Sunday, 9 September 2012

Since then I have endured the over 40 degree heat, swam in waterfalls, witnessed the forest fires on the mountains, met incredible people from all over the world, made close friends already, had to experience the awkwardness of school time table blocks and having to work your choices around them, visited a refugee camp, seen footages of the old bridge being blown up - which almost brought tears to my eyes having got to know the new one so well and appreciate it's beauty - gotten lost a few times in Mostar, learnt a small amount of the local language, been to many great parties, and generally had an amazing time. Thank you so much to everyone who made it possible for me to be here!
Day 19: This blog was intended to be my open diary for anyone who would like to follow me in my journey's into a new chapter of my life. I did mean to start it before I departed for UWC in Mostar but never got round to it, getting me there in one piece with the things I needed became more important and took over. Well, I have been in Mostar for 19 days now and what an amazing adventure it has been already! I am hoping to keep this blog up to date from now on, but first I must reflect on my travels and first few weeks here.
    Me and my co year from Britain were set to leave and at the airport at 4.00 am on Wednesday 22nd August. I had not slept at all the night before, I had had to do crosswords to stop myself from going mad with anxiety and excitement. We waved a good bye to family as we approached customs after paid the extra money for overweight luggage - 15 euros per kilo over 23kg! we made it through customs and unto our flight nice and smoothly with out complication. We arrived in Vienna  around 10.00 am local time and had to wait for our transfer at 1.00 pm. navigating Vienna airport was interesting but we found our terminal and met up with two fellow UWCers. the parental consent form which was necessary to get into BiH if you were under 18 because it is not part of the EU, should have been stamped by a notary but both me and my co year had not had time to do this, and although we had it signed by our parents after long discussions in German which luckily our fellow multi lingual students were both fluent in, it was determined that we would not be allowed into the country with out the stamp. So we had to sit back and watch the plane fly away without us, our two friends on board with a message for our school.

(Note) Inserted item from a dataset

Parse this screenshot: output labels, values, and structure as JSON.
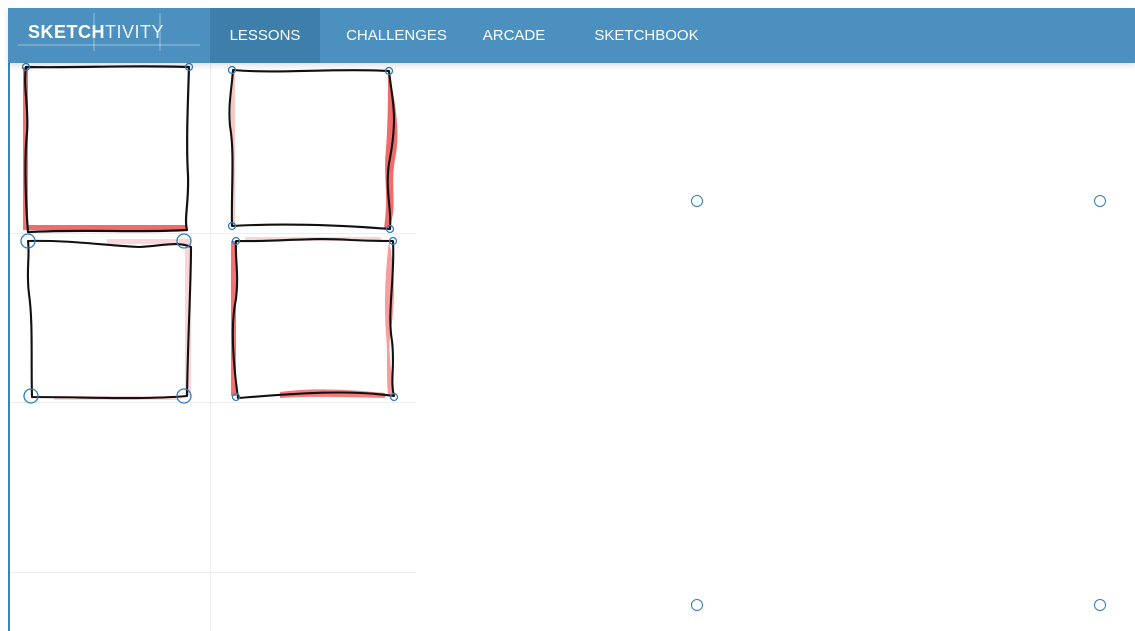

    We were escorted to a desk where many, many calls were made but we eventually were booked on a flight at 8.30 pm. having to wait in an airport which you don't know very well for 11 hours with not much to do and having had no sleep is not the best way to spend your first day leaving home but somehow we did - despite loosing some luggage and then finding it had been put on the plane again and other hiccups like that. We were then driven from Sarajevo to Mostar by taxi with three co years from Israel and one from Russia. We arrived at the residences at 12.30 am and i was greeted and hugged so much, i still can't remember by who and eventually I slept my first warm summer's night in Mostar.